For instance, in Tunisia, it was no secret that the former government of president Ben Ali was rife with corruption. When Wikileaks revealed cables from U.S. diplomats that documented this corrosive environment, it provided Tunisians with tangible proof, adding fuel to the fiery rebellion.
In Egypt, the recent uprising began when a young man, despondent over his hopeless condition, set himself on fire in front on parliament. A Facebook page, We are all Khaled Said, spread the word about his horrific personal protest. A few days later, people took to the streets. During the 18 days of protests that lead to the departure of President Mubarak from office, Facebook and Twitter informed Egyptians about street protests.
The government was so concerned about the Internet, that it shut it down for a number of days. International outrage and pressure eventually restored service.
Fear of the Internet has now spread to Algeria, where citizens, emboldened by events in Tunisia and Egypt, have taken to the streets demanding change. According to news reports the government has blocked Facebook and ordered an Internet shutdown.
Regardless of whether the Internet provoked the uprisings (certainly the underlying conditions were already there), clearly governments are afraid of it. China has censored the Net for years, but now repressive regimes are going further–taking their countries offline. But how long can a nation disconnect from the flow of information? Is it committing political and economic suicide? As discontent spreads across the Mideast and disenfranchised citizens take to the streets, we’ll find out the consequences of these information revolutions.

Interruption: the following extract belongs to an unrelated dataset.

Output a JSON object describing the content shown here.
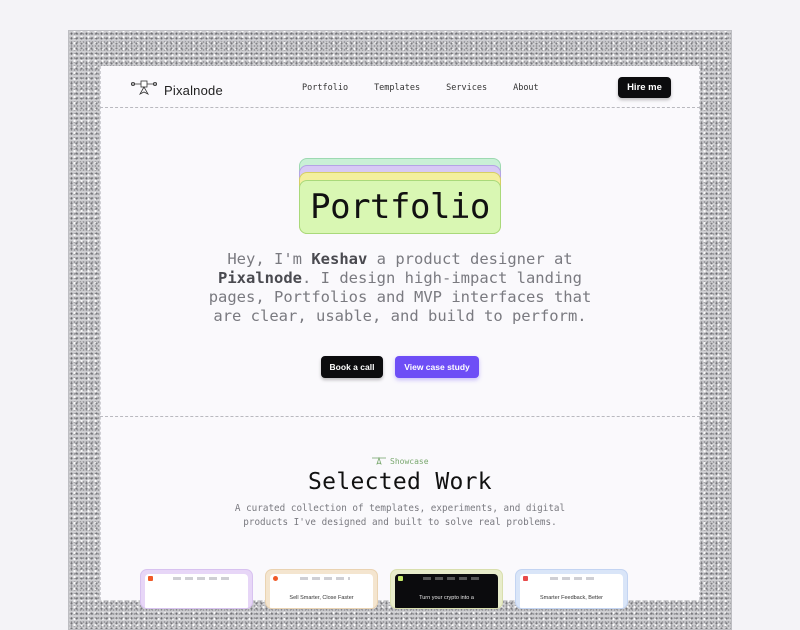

As quoted in the New York Times, Shawki al-Qadi, an opposition lawmaker in Yemen said, “The street is not afraid of governments anymore. It is the opposite. Governments and their security forces are afraid of the people now. The new generation, the generation of the Internet, is fearless. They want their full rights, and they want life, a dignified life.”
“Power to the People” was a much used slogan during the 1960s, but today it’s taking on a whole new meaning.